» Work to be completed
Please copy out every line in the entries that includes the word "community".

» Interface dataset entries
=== Begin Enclosure ===

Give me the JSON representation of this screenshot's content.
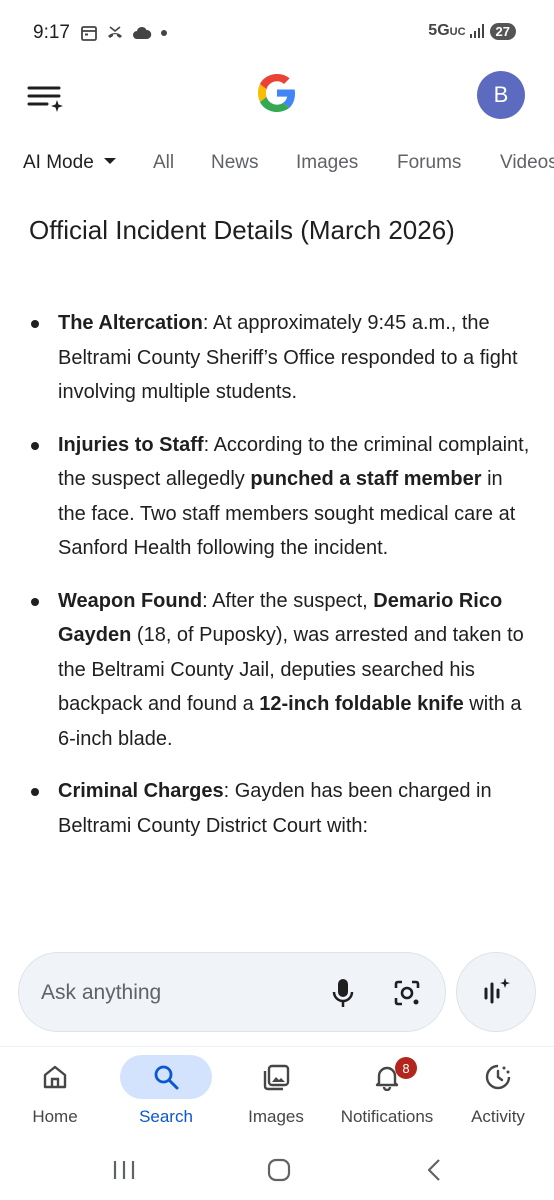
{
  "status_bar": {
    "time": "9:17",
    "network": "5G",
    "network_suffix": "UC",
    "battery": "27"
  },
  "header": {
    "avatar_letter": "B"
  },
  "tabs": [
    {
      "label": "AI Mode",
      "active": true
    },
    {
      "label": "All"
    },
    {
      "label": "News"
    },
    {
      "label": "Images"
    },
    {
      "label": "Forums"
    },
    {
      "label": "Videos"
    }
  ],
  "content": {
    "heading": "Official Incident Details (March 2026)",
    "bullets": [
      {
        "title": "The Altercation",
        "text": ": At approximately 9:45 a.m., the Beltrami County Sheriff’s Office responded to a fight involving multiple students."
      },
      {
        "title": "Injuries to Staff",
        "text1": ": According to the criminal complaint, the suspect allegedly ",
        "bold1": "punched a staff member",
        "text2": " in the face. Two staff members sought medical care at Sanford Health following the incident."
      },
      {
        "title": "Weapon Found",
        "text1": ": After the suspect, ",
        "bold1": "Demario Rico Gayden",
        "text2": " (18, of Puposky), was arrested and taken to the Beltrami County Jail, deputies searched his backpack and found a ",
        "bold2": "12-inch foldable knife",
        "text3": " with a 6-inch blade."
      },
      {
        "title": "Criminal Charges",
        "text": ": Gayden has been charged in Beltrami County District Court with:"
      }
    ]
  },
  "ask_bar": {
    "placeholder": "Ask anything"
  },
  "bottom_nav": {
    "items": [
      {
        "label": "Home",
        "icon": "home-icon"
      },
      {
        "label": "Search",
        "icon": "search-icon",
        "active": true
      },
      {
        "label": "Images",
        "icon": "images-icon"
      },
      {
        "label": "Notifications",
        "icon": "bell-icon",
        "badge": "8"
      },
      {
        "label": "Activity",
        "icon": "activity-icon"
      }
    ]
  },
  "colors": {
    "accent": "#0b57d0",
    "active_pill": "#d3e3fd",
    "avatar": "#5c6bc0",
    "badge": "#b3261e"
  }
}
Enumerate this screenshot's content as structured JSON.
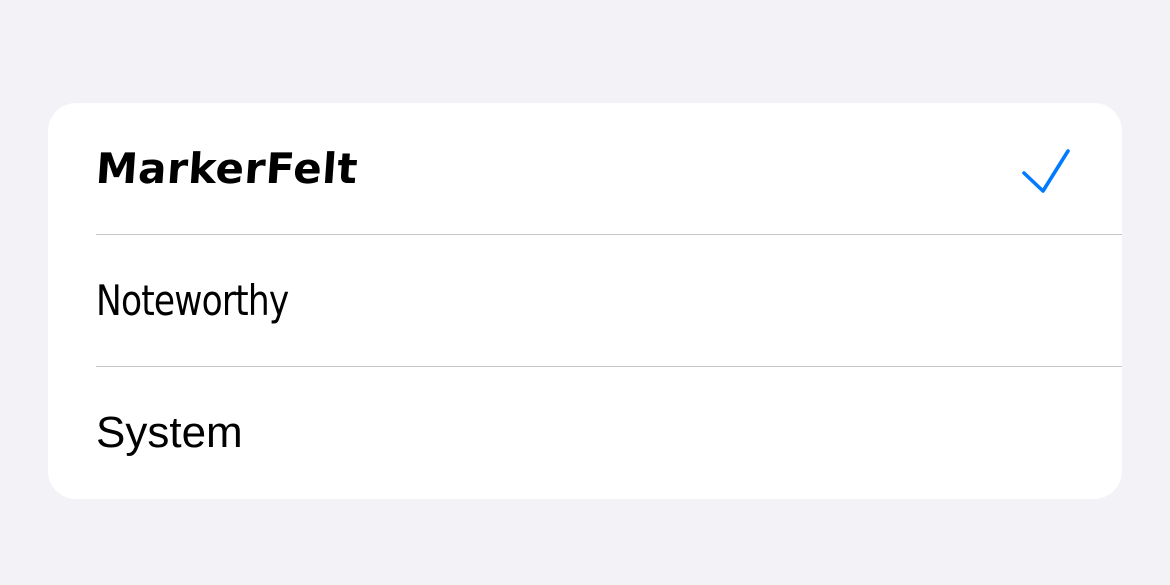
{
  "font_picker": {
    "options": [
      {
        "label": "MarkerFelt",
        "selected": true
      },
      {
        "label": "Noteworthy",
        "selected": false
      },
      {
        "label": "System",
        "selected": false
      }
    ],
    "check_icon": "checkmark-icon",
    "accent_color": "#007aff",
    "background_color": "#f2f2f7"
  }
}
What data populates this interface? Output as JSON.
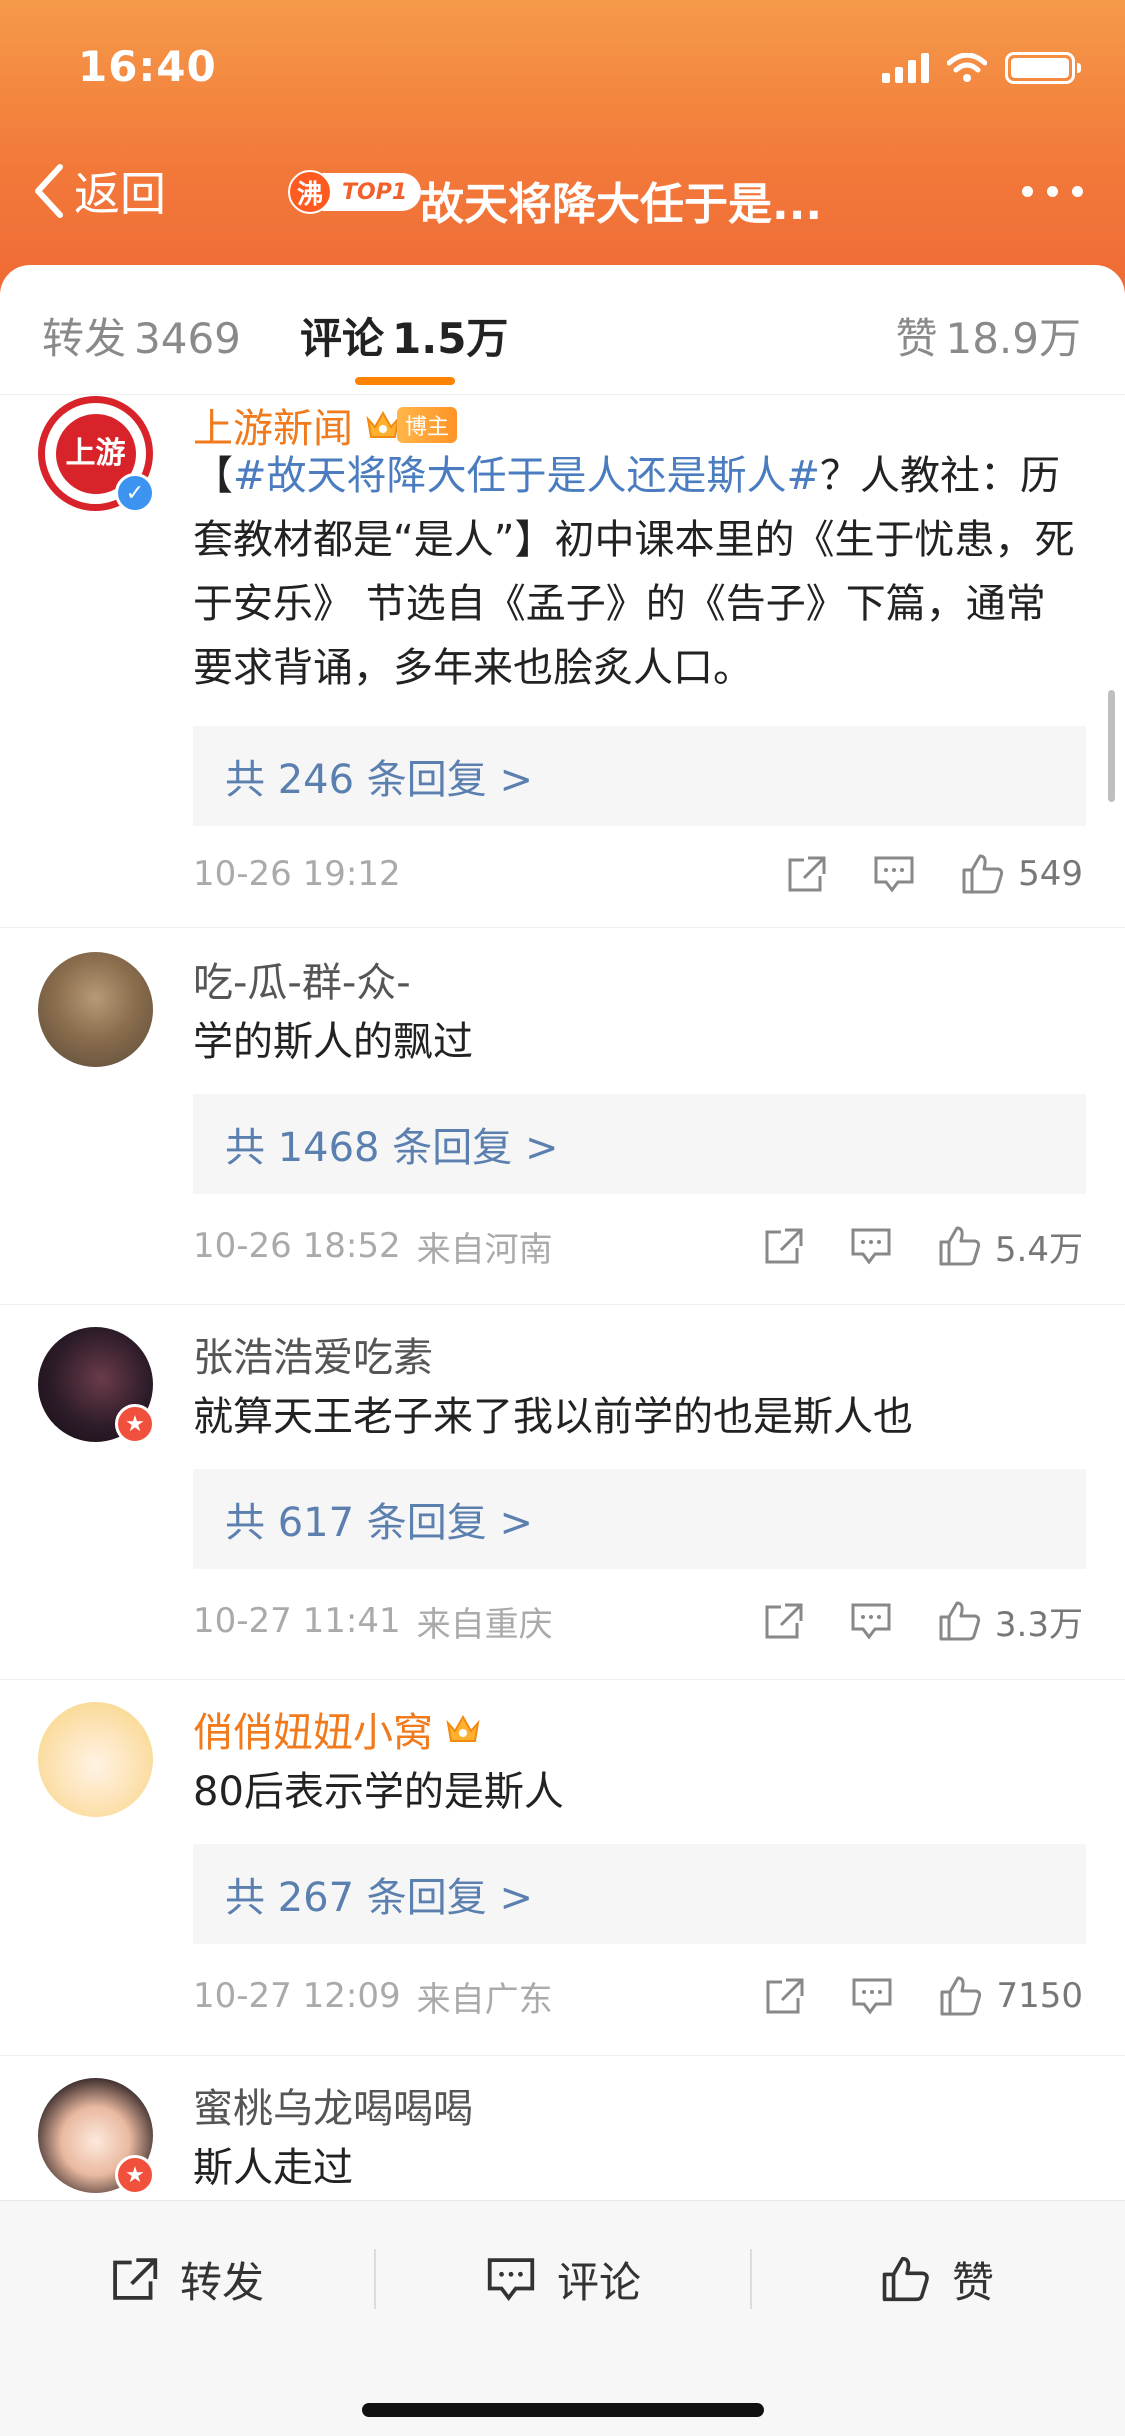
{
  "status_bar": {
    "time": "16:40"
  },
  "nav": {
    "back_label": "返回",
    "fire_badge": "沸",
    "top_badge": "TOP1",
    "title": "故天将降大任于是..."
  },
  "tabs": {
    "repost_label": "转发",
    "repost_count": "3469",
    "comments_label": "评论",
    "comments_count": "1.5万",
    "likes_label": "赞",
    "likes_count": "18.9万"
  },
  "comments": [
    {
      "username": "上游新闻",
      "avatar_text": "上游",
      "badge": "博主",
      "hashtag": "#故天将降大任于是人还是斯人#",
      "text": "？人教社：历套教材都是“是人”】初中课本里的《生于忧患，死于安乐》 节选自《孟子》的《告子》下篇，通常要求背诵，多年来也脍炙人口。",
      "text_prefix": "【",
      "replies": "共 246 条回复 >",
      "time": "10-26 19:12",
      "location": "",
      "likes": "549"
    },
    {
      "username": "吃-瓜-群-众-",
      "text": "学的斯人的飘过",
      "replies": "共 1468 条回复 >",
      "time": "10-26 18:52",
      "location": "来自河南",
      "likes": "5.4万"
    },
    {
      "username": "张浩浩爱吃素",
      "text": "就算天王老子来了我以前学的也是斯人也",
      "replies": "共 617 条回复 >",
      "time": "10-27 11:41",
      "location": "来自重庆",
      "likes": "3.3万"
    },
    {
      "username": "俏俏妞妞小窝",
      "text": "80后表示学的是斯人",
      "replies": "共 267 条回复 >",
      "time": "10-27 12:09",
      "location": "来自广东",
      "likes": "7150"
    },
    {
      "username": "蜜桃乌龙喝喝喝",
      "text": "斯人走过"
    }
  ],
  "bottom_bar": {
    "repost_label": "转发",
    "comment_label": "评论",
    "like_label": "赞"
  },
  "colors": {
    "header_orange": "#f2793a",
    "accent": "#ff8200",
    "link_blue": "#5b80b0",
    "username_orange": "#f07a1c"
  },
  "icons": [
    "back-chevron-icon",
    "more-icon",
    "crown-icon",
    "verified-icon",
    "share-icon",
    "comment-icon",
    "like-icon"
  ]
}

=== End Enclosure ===
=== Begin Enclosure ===

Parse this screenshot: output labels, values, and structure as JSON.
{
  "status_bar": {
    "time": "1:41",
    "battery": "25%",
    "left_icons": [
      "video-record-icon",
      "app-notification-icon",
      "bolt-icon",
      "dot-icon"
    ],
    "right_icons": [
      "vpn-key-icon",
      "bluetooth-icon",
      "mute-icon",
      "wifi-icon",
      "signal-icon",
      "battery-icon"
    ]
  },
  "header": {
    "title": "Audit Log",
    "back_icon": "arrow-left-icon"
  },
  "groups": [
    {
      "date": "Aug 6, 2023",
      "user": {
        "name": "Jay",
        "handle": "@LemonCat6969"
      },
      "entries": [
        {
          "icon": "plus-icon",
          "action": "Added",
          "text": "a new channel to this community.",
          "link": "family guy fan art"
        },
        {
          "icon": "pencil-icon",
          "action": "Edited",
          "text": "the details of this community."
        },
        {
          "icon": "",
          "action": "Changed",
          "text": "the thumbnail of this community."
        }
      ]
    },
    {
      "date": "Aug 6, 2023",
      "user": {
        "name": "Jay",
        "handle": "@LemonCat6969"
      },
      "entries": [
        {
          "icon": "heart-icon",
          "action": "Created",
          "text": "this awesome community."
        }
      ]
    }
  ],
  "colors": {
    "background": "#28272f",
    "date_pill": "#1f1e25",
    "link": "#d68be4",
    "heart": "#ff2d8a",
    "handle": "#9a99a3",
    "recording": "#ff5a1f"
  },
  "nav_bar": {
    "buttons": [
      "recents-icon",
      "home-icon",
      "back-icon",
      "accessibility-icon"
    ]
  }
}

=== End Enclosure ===

» Task solution
          "text": "a new channel to this community.",
          "text": "the details of this community."
          "text": "the thumbnail of this community."
          "text": "this awesome community."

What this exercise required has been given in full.